Ownership of Waterloo International station passed to BRB (Residuary) Ltd.. Future use of all the Eurostar platforms is unclear. Some reports had suggested that they might be used for shops, but a parliamentary written answer of 4 June 2008 stated platform 20 was to be used by some South West Trains services from December 2008. Network Rail has no immediate plans to use the other four former international platforms for domestic use  and the platforms have not been used since November 2007.
In 2012 a new proposal for the future use of the station was made, namely that it becomes the London destination of all the UK's sleeper trains. This may become necessary as the phasing out of Mk2 vehicles and their replacement with Mk3 will make the trains too long for the platforms at Euston, and construction of HS2 will make the long sleeper dwell times at Euston untenable. If the Paddington sleepers were also diverted this would concentrate all sleeper services at Waterloo International, thus making use of the former Eurostar lounge facilities for sleeper passengers.
All of the international platforms are going to be brought back into use as part of the refurbishment of the main station starting in Christmas 2013.
The Railway Children
From 4 July 2010 to 2 January 2011 two of the disused platforms hosted theatrical performances of E. Nesbit's The Railway Children. The audience was seated either side of the actual railway track. The show includes the use of a steam engine, coupled to one of the original carriages from the 1970s film, being shunted in and out of the theatre area as required by a Class 08 shunter.
|Eurostar route map
(before completion of High Speed 1)
Times shown are fastest timetabled journey from London Waterloo.
Waterloo station from the London Eye with Waterloo International at the bottom of the picture.
- The station is shown repeatedly in The Russian Dolls (Les Poupées russes), as the main character Xavier commutes frequently, by rail, between Paris and London.
- In Mr Bean's Holiday, Mr Bean sets out on this holiday from Waterloo International.

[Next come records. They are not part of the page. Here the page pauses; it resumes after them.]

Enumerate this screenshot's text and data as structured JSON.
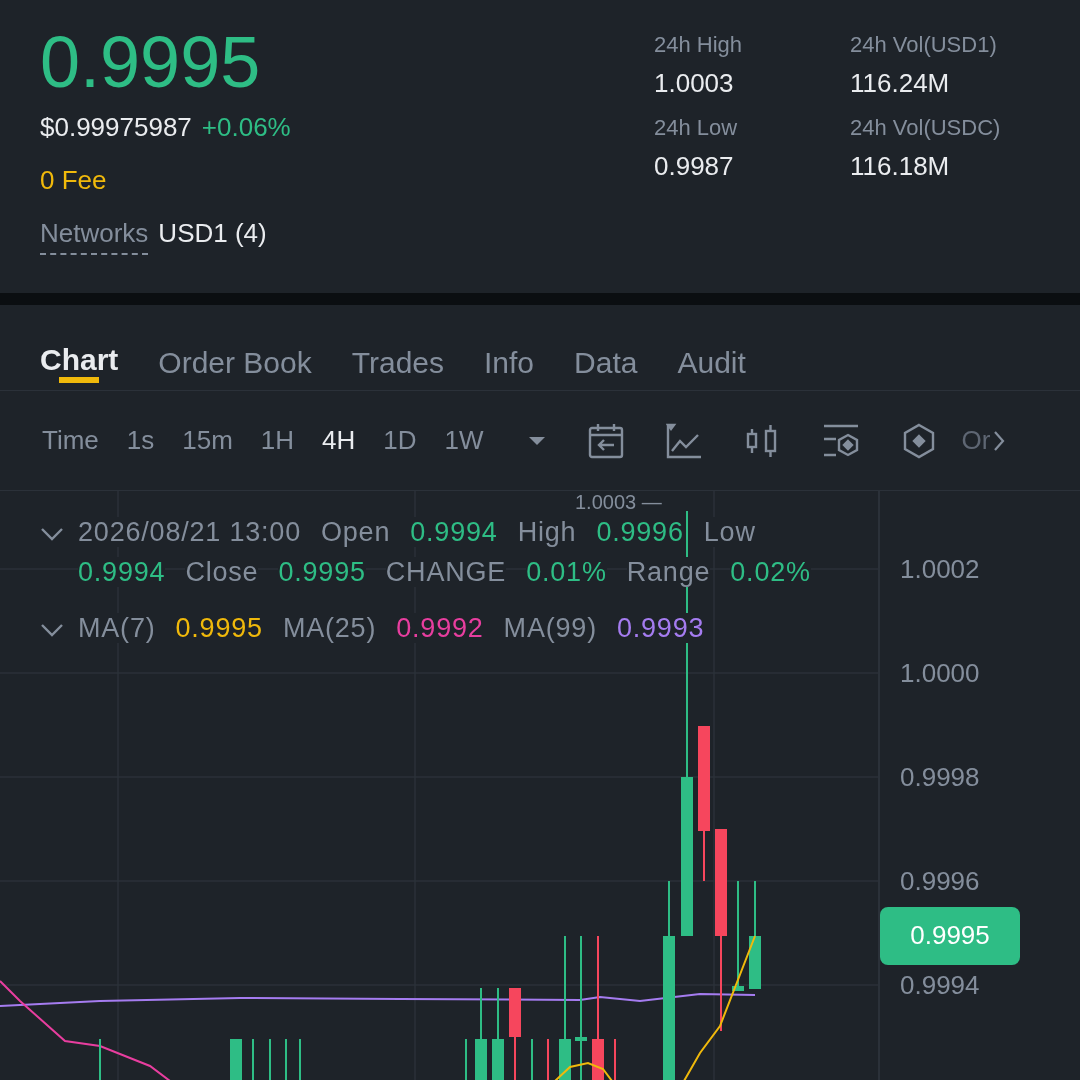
{
  "ticker": {
    "price": "0.9995",
    "usd_price": "$0.99975987",
    "change": "+0.06%",
    "fee": "0 Fee",
    "networks_label": "Networks",
    "networks_value": "USD1 (4)"
  },
  "stats": [
    {
      "label": "24h High",
      "value": "1.0003"
    },
    {
      "label": "24h Vol(USD1)",
      "value": "116.24M"
    },
    {
      "label": "24h Low",
      "value": "0.9987"
    },
    {
      "label": "24h Vol(USDC)",
      "value": "116.18M"
    }
  ],
  "tabs": [
    {
      "label": "Chart",
      "selected": true
    },
    {
      "label": "Order Book",
      "selected": false
    },
    {
      "label": "Trades",
      "selected": false
    },
    {
      "label": "Info",
      "selected": false
    },
    {
      "label": "Data",
      "selected": false
    },
    {
      "label": "Audit",
      "selected": false
    }
  ],
  "toolbar": {
    "time_label": "Time",
    "intervals": [
      {
        "label": "1s",
        "selected": false
      },
      {
        "label": "15m",
        "selected": false
      },
      {
        "label": "1H",
        "selected": false
      },
      {
        "label": "4H",
        "selected": true
      },
      {
        "label": "1D",
        "selected": false
      },
      {
        "label": "1W",
        "selected": false
      }
    ],
    "more_label": "Or"
  },
  "chart": {
    "ohlc_legend": [
      {
        "text": "2026/08/21 13:00",
        "kind": "label"
      },
      {
        "text": "Open",
        "kind": "label"
      },
      {
        "text": "0.9994",
        "kind": "value"
      },
      {
        "text": "High",
        "kind": "label"
      },
      {
        "text": "0.9996",
        "kind": "value"
      },
      {
        "text": "Low",
        "kind": "label"
      },
      {
        "text": "0.9994",
        "kind": "value"
      },
      {
        "text": "Close",
        "kind": "label"
      },
      {
        "text": "0.9995",
        "kind": "value"
      },
      {
        "text": "CHANGE",
        "kind": "label"
      },
      {
        "text": "0.01%",
        "kind": "value"
      },
      {
        "text": "Range",
        "kind": "label"
      },
      {
        "text": "0.02%",
        "kind": "value"
      }
    ],
    "ma_legend": [
      {
        "label": "MA(7)",
        "value": "0.9995",
        "color": "#f0b90b"
      },
      {
        "label": "MA(25)",
        "value": "0.9992",
        "color": "#e83e9f"
      },
      {
        "label": "MA(99)",
        "value": "0.9993",
        "color": "#a57cf0"
      }
    ],
    "high_marker": "1.0003 —",
    "price_axis": [
      "1.0002",
      "1.0000",
      "0.9998",
      "0.9996",
      "0.9994"
    ],
    "last_price": "0.9995"
  }
}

- In The Bourne Ultimatum, Jason Bourne arrives from Paris and steps out onto Waterloo International's Eurostar platforms. Further action takes place in the rest of Waterloo station.
- "Waterloo International Terminal". www.engineering-timelines.com. Retrieved 28 October 2012.
- Bunting, Madeleine (2 December 1994). "Few passengers and trains but Waterloo's tunnel vision wins award for elegance". The Guardian (London). Retrieved 2007-11-14.
- "Waterloo International: 1994-2007". London: Guardian Unlimited. 13 November 2007. Retrieved 2007-11-18.
- "St Pancras Eurostar service opens". BBC News. 14 November 2007. Retrieved 2007-11-14.
- Bell, Dan (14 November 2006). "Terminal faces uncertain future". BBC News. Retrieved 2007-11-14.
- Murray, Dick (6 April 2005). "Shops plan for Waterloo International". Evening Standard. Retrieved 2007-11-14.
- Waterloo Station: 4 June 2008: Written answers (TheyWorkForYou.com)
- Modern Railways Issue 761, February 2012, page 14
- Gritten, David (29 June 2010). "The Railway Children: weepie that will never run out of steam". The Daily Telegraph (London).
|Preceding station||National Rail||Following station|